Fighting with My Family review by Mark McPherson - Cinema Paradiso
It may come as a surprise that a film about the rise of a wrestler from amateur to WWE professional has a sincerity for family and dreams. And yet it doesn’t. Having heard so many horror stories about how the WWE underpays its wrestlers and makes greedy business calls that leave their most prized assets destitute, of course, a dream-come-true film about being a wrestler within their organization would be seen with the same dreamy qualities of a light sports drama. This is a true story all about one woman’s dreams coming true. What happens after is never answered. Just enjoy the spectacle of her finally getting her shot at Wrestlemania.

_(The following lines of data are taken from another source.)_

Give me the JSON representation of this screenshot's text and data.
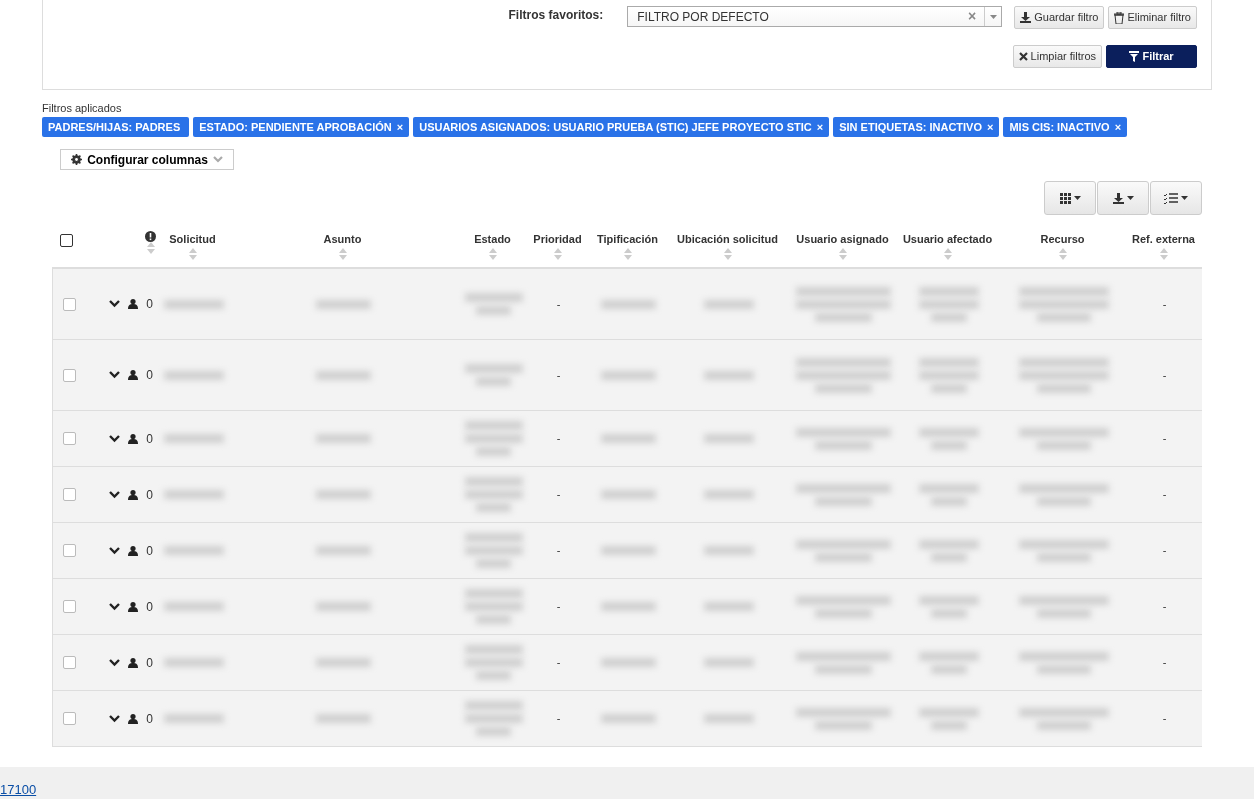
{
  "filters_panel": {
    "favorites_label": "Filtros favoritos:",
    "favorite_select": {
      "value": "FILTRO POR DEFECTO",
      "clear": "×"
    },
    "buttons": [
      {
        "kind": "download",
        "label": "Guardar filtro",
        "primary": false
      },
      {
        "kind": "trash",
        "label": "Eliminar filtro",
        "primary": false
      },
      {
        "kind": "clear",
        "label": "Limpiar filtros",
        "primary": false
      },
      {
        "kind": "filter",
        "label": "Filtrar",
        "primary": true
      }
    ]
  },
  "applied_filters": {
    "label": "Filtros aplicados",
    "tags": [
      {
        "label": "PADRES/HIJAS: PADRES"
      },
      {
        "label": "ESTADO: PENDIENTE APROBACIÓN",
        "close": "×"
      },
      {
        "label": "USUARIOS ASIGNADOS: USUARIO PRUEBA (STIC) JEFE PROYECTO STIC",
        "close": "×"
      },
      {
        "label": "SIN ETIQUETAS: INACTIVO",
        "close": "×"
      },
      {
        "label": "MIS CIS: INACTIVO",
        "close": "×"
      }
    ]
  },
  "configure_columns": {
    "label": "Configurar columnas"
  },
  "toolbar": [
    {
      "kind": "grid"
    },
    {
      "kind": "download"
    },
    {
      "kind": "checklist"
    }
  ],
  "table": {
    "select_all": {
      "checked": false
    },
    "columns": [
      "Solicitud",
      "Asunto",
      "Estado",
      "Prioridad",
      "Tipificación",
      "Ubicación solicitud",
      "Usuario asignado",
      "Usuario afectado",
      "Recurso",
      "Ref. externa"
    ],
    "rows": [
      {
        "checked": false,
        "tall": true,
        "count": "0",
        "priority": "-",
        "ref": "-"
      },
      {
        "checked": false,
        "tall": true,
        "count": "0",
        "priority": "-",
        "ref": "-"
      },
      {
        "checked": false,
        "tall": false,
        "count": "0",
        "priority": "-",
        "ref": "-"
      },
      {
        "checked": false,
        "tall": false,
        "count": "0",
        "priority": "-",
        "ref": "-"
      },
      {
        "checked": false,
        "tall": false,
        "count": "0",
        "priority": "-",
        "ref": "-"
      },
      {
        "checked": false,
        "tall": false,
        "count": "0",
        "priority": "-",
        "ref": "-"
      },
      {
        "checked": false,
        "tall": false,
        "count": "0",
        "priority": "-",
        "ref": "-"
      },
      {
        "checked": false,
        "tall": false,
        "count": "0",
        "priority": "-",
        "ref": "-"
      }
    ]
  },
  "footer": {
    "link": "17100"
  }
}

If you can distance yourself from the harsh reality, the chipper one in this film has its moments. Saraya "Paige" Knight (Florence Pugh) has grown up in a family that has always idolized wrestling. Her brother, Zak "Zodiac" Knight (Jack Lowden), has been more about wrestling than she has but she still learns to appreciate the thrill of the sport. Their parents are Julia "Sweet Saraya" Knight (Lena Headey) and Patrick "Rowdy Ricky" Knight (Nick Frost), having gone from street criminals to struggling gym managers. They could really use a big boost for thier gym when Paige and Zodiac have become adults. And it just so happens the WWE is coming to Australia for tryouts, the perfect opportunity for the brother and sister to show they’ve got the right stuff for the top-televised ring in the world.
What follows is the story of the tough road to the top. Paige is accepted into the smaller league of the NXT, well on her way to the WWE. Her brother, however, is left behind. She gives the selector (Vince Vaughn) a plea that if she goes her brother goes as well. The selector isn’t interested in him. Try as Zodiac might, he is constantly denied into the ring as the only thing he believes he can do has been stripped away from him. He’s also a new dad and feels as though his life is over. What a tough life.
While there’s somberness at home, there’s tension in the ring as Paige struggles to make a name for herself. She goes through the standard emotions of the underdog striving to prove herself. She’ll approach the wrestling training and league with determination but is also easily intimidated. She finds herself at her lowest believing she can’t cut it in the big leagues. Perhaps a little inspiration from her family to remind herself there’s a lot on the line here will either stress her out or inspire her to move forward.
The WWE is depicted in this film as being marvelous and whimsical, where entering its ranks to become a toy product is a dream come true. A few wrestlers appear in the film and, for being showcased on a program all about performances, they give stiff and winkish performances. There’s even a guest spot of Dwayne Johnson returning for some WWE antics and even when he explodes on Paige and Zodiac for constantly bothering him, he’s more likely to give them loud pep talks than doses of truth. There’s a very brief, blink-and-you’ll-miss-it moment where Paige has her doubts about heading into the ring once she’s reached the big time. Will she turn back for the troubling road of fame that follows? Of course not! Not when there’s a happy ending to be had as she wins her first battle on WWE.
Don’t get me wrong; Fighting With My Family certainly has some character charm to its familiar tale. I wanted to root for the eccentric family, especially when they breathe an awkward air around the slightly uncomfortable Stephen Merchant. Like as with any rise-to-the-top sports picture, you really have to distance yourself from the system to appreciate the person, a feat that’s not as easy with how much vivid placement the WWE receives in this picture. It’s an inspiring tale dampened by blatant commercial branding.